What is needed –
Look through the material beneath and copy each line with the word "JSON".

Supplied records –
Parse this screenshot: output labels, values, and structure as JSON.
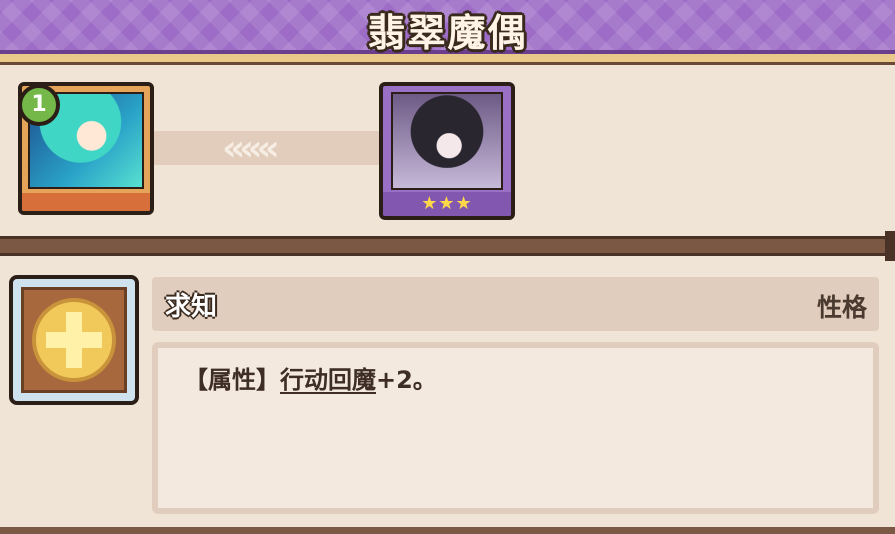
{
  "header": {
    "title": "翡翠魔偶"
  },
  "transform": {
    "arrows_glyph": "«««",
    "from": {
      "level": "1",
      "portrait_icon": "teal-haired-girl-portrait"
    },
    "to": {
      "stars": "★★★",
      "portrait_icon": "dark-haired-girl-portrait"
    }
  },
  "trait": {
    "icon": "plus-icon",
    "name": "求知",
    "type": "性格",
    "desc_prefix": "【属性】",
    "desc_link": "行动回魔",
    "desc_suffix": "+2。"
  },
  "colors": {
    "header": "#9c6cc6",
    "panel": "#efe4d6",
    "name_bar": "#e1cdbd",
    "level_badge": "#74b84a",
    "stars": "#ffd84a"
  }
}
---
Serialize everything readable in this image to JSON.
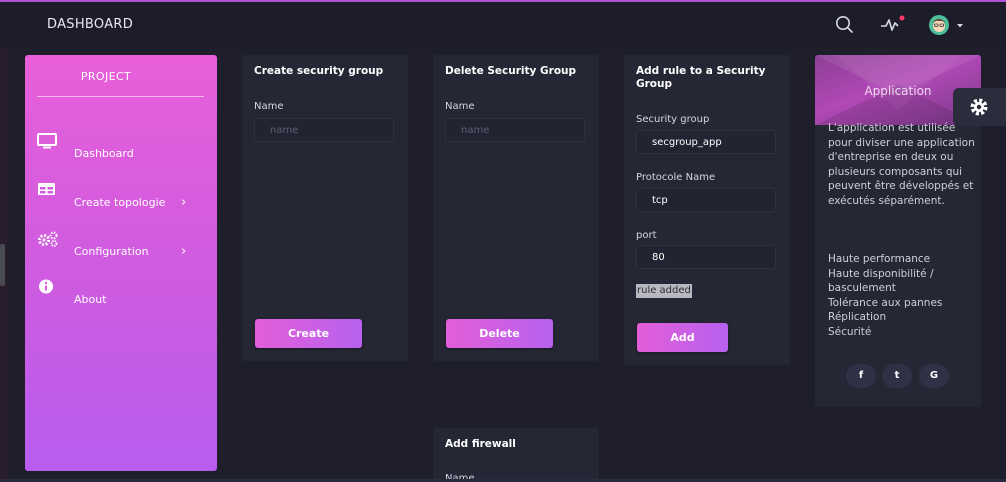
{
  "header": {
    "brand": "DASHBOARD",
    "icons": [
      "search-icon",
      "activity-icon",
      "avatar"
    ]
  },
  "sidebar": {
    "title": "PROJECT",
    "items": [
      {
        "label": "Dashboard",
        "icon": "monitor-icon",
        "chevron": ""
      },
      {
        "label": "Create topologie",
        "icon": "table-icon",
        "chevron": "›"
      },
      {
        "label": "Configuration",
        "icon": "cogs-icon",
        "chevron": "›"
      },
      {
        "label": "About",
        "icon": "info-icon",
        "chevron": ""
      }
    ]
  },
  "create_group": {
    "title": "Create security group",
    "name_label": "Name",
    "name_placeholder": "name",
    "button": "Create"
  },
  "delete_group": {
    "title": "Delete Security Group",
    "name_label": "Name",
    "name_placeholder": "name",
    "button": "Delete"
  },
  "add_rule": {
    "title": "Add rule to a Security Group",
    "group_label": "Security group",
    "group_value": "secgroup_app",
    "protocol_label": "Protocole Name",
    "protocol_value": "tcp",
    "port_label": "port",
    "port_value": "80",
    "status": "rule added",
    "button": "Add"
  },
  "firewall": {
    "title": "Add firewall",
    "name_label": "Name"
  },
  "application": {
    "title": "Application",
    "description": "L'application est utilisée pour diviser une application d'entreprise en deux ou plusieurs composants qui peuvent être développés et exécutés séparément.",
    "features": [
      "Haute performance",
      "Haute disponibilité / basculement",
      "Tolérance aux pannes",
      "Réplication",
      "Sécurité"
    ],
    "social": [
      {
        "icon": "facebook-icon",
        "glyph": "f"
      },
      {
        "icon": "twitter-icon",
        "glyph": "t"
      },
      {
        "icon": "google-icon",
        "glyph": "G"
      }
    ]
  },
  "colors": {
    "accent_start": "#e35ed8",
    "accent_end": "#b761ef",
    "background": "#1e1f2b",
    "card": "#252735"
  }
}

Task result –
Parse this screenshot: output labels, values, and structure as JSON.
Serialize everything readable in this image to JSON.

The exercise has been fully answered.